◆ **Collected data entries**:
##########

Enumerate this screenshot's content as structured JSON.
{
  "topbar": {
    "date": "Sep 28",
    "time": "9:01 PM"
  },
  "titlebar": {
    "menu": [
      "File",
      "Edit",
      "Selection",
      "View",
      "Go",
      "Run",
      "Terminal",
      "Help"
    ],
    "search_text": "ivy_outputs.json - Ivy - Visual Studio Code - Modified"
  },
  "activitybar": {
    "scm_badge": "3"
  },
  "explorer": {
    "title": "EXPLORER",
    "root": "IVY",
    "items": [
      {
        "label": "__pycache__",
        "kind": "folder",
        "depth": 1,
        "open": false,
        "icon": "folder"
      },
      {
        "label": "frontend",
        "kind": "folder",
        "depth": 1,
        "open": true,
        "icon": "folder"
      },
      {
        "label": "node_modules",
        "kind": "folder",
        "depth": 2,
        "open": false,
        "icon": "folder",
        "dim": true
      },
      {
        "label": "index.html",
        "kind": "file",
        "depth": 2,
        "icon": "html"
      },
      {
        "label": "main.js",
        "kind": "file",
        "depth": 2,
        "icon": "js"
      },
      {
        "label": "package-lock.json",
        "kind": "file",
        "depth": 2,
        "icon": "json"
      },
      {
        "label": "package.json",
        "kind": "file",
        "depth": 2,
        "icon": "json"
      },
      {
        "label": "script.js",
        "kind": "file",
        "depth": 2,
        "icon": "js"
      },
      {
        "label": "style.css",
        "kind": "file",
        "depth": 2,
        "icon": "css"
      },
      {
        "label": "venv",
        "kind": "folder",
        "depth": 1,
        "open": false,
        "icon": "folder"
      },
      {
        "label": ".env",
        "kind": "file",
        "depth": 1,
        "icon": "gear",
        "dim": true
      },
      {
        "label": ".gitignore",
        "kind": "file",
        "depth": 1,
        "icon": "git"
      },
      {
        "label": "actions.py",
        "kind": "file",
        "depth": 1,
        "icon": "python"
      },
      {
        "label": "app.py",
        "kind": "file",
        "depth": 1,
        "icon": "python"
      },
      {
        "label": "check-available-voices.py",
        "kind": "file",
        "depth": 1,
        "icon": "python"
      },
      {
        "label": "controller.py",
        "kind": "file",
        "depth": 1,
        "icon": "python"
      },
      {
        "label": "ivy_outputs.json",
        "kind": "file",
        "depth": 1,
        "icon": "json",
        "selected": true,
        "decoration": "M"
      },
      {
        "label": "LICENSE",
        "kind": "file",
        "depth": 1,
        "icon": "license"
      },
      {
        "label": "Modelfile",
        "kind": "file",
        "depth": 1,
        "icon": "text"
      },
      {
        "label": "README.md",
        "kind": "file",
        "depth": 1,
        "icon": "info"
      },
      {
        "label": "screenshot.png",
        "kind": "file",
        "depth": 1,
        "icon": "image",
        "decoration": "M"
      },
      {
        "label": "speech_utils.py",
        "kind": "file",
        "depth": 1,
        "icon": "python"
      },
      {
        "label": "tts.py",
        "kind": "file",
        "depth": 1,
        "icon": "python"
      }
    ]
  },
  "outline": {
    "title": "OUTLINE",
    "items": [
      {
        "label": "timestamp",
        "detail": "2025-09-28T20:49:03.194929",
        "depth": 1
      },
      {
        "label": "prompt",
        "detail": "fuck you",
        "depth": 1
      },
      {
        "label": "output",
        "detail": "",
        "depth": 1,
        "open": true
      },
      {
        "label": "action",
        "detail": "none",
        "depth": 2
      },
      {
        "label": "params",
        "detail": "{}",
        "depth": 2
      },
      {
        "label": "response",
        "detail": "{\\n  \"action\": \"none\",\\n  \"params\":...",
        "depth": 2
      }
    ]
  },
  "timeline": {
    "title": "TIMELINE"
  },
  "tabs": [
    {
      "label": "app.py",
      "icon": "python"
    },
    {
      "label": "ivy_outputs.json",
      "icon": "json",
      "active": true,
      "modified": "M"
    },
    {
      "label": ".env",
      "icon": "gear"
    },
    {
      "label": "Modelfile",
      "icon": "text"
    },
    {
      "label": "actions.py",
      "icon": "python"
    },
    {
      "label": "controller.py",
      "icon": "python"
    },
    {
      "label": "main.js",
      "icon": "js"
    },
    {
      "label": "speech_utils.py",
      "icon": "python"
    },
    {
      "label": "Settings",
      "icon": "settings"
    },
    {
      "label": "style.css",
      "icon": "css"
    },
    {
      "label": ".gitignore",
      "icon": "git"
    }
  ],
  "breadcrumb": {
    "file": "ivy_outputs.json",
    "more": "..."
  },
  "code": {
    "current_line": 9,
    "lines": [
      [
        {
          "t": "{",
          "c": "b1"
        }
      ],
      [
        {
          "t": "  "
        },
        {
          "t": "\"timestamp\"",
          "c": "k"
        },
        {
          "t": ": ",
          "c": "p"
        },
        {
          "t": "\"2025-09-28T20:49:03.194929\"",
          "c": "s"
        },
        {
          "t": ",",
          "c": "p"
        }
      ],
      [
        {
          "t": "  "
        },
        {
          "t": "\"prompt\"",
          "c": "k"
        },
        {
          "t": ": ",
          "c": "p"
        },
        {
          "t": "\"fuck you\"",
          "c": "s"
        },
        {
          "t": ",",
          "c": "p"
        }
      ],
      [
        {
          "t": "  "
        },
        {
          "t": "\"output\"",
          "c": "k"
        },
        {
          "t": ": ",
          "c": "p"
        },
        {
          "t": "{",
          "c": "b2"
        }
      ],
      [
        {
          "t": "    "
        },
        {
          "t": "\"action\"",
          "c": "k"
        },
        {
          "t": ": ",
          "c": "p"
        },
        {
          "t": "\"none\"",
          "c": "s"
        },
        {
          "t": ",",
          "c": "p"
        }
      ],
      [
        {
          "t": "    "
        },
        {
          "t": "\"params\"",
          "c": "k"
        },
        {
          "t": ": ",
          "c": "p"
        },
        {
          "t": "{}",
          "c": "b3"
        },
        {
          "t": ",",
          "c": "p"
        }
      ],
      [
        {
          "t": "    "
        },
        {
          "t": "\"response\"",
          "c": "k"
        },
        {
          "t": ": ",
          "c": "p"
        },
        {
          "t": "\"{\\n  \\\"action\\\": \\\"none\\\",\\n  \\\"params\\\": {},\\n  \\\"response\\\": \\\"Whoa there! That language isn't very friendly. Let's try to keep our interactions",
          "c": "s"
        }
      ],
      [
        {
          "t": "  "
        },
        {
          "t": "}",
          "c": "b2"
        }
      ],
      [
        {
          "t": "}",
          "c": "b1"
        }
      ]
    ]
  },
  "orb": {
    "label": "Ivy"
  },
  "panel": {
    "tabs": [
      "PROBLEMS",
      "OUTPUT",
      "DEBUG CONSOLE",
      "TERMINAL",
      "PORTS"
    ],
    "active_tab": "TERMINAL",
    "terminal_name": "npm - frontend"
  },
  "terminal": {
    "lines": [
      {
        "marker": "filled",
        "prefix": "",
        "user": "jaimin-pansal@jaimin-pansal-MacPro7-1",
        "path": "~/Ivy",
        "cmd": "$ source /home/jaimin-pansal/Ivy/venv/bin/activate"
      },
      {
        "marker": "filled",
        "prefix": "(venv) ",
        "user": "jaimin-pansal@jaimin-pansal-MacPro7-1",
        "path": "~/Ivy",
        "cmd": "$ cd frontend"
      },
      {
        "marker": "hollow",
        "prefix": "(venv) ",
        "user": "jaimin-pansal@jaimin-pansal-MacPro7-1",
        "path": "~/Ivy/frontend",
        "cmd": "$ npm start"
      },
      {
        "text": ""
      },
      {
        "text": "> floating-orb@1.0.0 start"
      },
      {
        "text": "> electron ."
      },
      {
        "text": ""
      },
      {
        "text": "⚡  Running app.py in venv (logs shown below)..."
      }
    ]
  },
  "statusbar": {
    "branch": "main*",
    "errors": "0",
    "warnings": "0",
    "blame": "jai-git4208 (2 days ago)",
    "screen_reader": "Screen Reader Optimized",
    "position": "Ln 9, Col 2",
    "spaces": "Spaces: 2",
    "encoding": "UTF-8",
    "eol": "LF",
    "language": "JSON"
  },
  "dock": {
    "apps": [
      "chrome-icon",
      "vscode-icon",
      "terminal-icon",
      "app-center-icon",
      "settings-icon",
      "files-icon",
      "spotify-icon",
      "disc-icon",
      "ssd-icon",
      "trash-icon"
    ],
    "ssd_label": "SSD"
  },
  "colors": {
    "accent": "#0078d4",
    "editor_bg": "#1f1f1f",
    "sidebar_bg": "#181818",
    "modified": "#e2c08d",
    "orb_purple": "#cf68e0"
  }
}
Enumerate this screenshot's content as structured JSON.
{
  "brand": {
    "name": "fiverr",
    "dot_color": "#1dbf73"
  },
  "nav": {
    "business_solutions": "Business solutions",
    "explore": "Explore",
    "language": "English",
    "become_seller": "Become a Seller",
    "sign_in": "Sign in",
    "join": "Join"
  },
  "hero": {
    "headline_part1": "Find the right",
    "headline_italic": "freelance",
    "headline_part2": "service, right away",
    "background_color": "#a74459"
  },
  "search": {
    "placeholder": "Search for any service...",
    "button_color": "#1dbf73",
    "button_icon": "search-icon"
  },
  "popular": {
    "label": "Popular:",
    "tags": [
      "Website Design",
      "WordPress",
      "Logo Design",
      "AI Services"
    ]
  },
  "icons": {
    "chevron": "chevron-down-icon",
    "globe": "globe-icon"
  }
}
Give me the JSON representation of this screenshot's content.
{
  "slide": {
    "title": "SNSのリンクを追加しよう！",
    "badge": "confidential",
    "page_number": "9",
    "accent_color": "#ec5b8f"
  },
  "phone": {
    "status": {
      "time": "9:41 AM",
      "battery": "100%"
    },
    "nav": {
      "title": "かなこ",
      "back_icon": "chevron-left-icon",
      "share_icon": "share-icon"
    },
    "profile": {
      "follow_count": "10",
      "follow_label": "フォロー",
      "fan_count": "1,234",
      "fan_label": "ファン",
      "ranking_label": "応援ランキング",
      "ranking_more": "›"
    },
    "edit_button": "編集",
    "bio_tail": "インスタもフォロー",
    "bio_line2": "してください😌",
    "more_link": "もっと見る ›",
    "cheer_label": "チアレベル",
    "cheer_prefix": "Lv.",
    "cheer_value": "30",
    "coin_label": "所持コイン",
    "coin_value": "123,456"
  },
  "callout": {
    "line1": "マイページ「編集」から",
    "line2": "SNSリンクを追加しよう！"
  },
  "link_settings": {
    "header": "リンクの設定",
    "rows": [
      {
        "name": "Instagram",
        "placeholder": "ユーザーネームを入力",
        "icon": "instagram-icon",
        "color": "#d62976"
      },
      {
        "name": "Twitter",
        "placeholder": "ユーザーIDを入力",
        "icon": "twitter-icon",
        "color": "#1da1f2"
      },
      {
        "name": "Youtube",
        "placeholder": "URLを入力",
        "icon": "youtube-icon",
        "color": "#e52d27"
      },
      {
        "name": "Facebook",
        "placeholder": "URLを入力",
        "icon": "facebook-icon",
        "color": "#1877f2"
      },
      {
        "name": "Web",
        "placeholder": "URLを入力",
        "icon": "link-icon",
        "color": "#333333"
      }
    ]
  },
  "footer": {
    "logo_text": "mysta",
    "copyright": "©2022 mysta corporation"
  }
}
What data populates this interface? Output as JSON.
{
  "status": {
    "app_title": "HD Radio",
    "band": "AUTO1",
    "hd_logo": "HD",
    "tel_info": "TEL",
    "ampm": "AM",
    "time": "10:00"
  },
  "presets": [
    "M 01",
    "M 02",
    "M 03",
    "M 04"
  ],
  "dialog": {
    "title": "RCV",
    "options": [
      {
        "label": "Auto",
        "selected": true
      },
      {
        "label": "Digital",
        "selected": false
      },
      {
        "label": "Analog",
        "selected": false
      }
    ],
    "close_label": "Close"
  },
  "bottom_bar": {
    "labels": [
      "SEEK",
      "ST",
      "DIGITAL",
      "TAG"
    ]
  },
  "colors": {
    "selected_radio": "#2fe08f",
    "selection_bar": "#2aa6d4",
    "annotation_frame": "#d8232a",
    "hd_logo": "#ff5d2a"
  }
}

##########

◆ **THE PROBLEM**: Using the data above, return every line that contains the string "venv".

◆ **TASK SOLUTION**:
        "label": "venv",
        "cmd": "$ source /home/jaimin-pansal/Ivy/venv/bin/activate"
        "prefix": "(venv) ",
        "prefix": "(venv) ",
        "text": "⚡  Running app.py in venv (logs shown below)..."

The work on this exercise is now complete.